EXERCISE OBJECTIVE: Reproduce the data below word for word, setting aside any picture it holds.

INPUT DATA below:

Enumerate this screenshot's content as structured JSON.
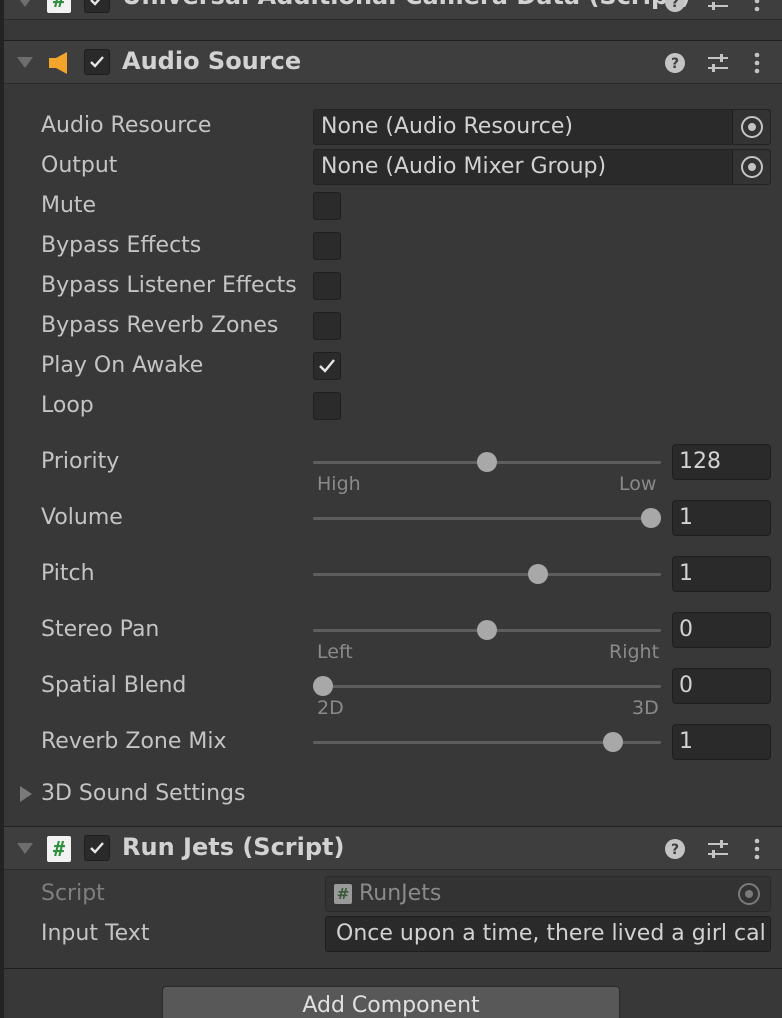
{
  "top_component": {
    "title": "Universal Additional Camera Data (Script)"
  },
  "audio_source": {
    "title": "Audio Source",
    "enabled": true,
    "fields": {
      "audio_resource": {
        "label": "Audio Resource",
        "value": "None (Audio Resource)"
      },
      "output": {
        "label": "Output",
        "value": "None (Audio Mixer Group)"
      }
    },
    "toggles": [
      {
        "label": "Mute",
        "checked": false
      },
      {
        "label": "Bypass Effects",
        "checked": false
      },
      {
        "label": "Bypass Listener Effects",
        "checked": false
      },
      {
        "label": "Bypass Reverb Zones",
        "checked": false
      },
      {
        "label": "Play On Awake",
        "checked": true
      },
      {
        "label": "Loop",
        "checked": false
      }
    ],
    "sliders": {
      "priority": {
        "label": "Priority",
        "value": "128",
        "fraction": 0.5,
        "min_label": "High",
        "max_label": "Low"
      },
      "volume": {
        "label": "Volume",
        "value": "1",
        "fraction": 1.0
      },
      "pitch": {
        "label": "Pitch",
        "value": "1",
        "fraction": 0.655
      },
      "stereo_pan": {
        "label": "Stereo Pan",
        "value": "0",
        "fraction": 0.5,
        "min_label": "Left",
        "max_label": "Right"
      },
      "spatial_blend": {
        "label": "Spatial Blend",
        "value": "0",
        "fraction": 0.0,
        "min_label": "2D",
        "max_label": "3D"
      },
      "reverb_zone_mix": {
        "label": "Reverb Zone Mix",
        "value": "1",
        "fraction": 0.885
      }
    },
    "sound_settings_label": "3D Sound Settings"
  },
  "run_jets": {
    "title": "Run Jets (Script)",
    "enabled": true,
    "script": {
      "label": "Script",
      "value": "RunJets"
    },
    "input_text": {
      "label": "Input Text",
      "value": "Once upon a time, there lived a girl cal"
    }
  },
  "add_component_label": "Add Component",
  "icons": {
    "help": "help-icon",
    "presets": "presets-icon",
    "menu": "kebab-menu-icon",
    "speaker": "speaker-icon",
    "script": "script-icon",
    "target": "object-picker-icon"
  },
  "colors": {
    "background": "#383838",
    "header": "#3e3e3e",
    "field": "#2a2a2a",
    "speaker_accent": "#f2a52a",
    "script_accent": "#2f8f3f"
  }
}
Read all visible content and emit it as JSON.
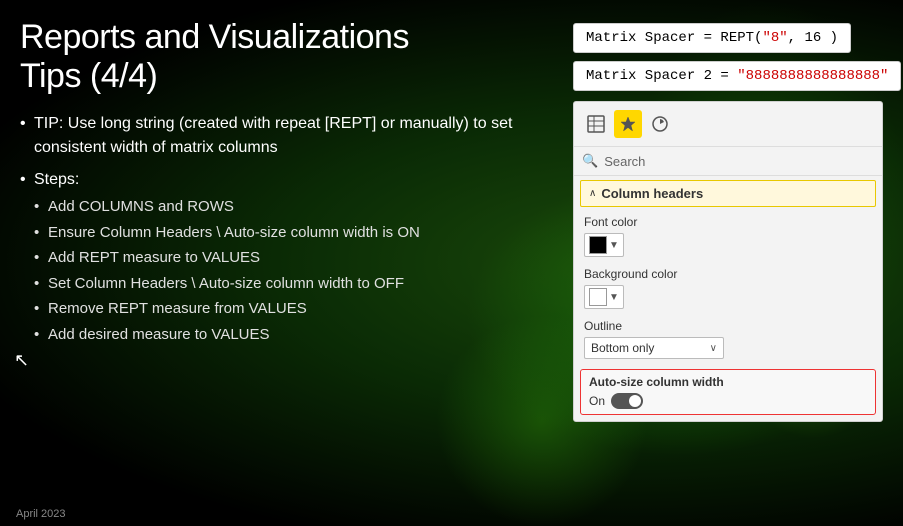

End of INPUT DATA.

ANSWER TO THIS TASK:
Enumerate this screenshot's content as structured JSON.
{
  "top_component": {
    "title": "Universal Additional Camera Data (Script)"
  },
  "audio_source": {
    "title": "Audio Source",
    "enabled": true,
    "fields": {
      "audio_resource": {
        "label": "Audio Resource",
        "value": "None (Audio Resource)"
      },
      "output": {
        "label": "Output",
        "value": "None (Audio Mixer Group)"
      }
    },
    "toggles": [
      {
        "label": "Mute",
        "checked": false
      },
      {
        "label": "Bypass Effects",
        "checked": false
      },
      {
        "label": "Bypass Listener Effects",
        "checked": false
      },
      {
        "label": "Bypass Reverb Zones",
        "checked": false
      },
      {
        "label": "Play On Awake",
        "checked": true
      },
      {
        "label": "Loop",
        "checked": false
      }
    ],
    "sliders": {
      "priority": {
        "label": "Priority",
        "value": "128",
        "fraction": 0.5,
        "min_label": "High",
        "max_label": "Low"
      },
      "volume": {
        "label": "Volume",
        "value": "1",
        "fraction": 1.0
      },
      "pitch": {
        "label": "Pitch",
        "value": "1",
        "fraction": 0.655
      },
      "stereo_pan": {
        "label": "Stereo Pan",
        "value": "0",
        "fraction": 0.5,
        "min_label": "Left",
        "max_label": "Right"
      },
      "spatial_blend": {
        "label": "Spatial Blend",
        "value": "0",
        "fraction": 0.0,
        "min_label": "2D",
        "max_label": "3D"
      },
      "reverb_zone_mix": {
        "label": "Reverb Zone Mix",
        "value": "1",
        "fraction": 0.885
      }
    },
    "sound_settings_label": "3D Sound Settings"
  },
  "run_jets": {
    "title": "Run Jets (Script)",
    "enabled": true,
    "script": {
      "label": "Script",
      "value": "RunJets"
    },
    "input_text": {
      "label": "Input Text",
      "value": "Once upon a time, there lived a girl cal"
    }
  },
  "add_component_label": "Add Component",
  "icons": {
    "help": "help-icon",
    "presets": "presets-icon",
    "menu": "kebab-menu-icon",
    "speaker": "speaker-icon",
    "script": "script-icon",
    "target": "object-picker-icon"
  },
  "colors": {
    "background": "#383838",
    "header": "#3e3e3e",
    "field": "#2a2a2a",
    "speaker_accent": "#f2a52a",
    "script_accent": "#2f8f3f"
  }
}
Read all visible content and emit it as JSON.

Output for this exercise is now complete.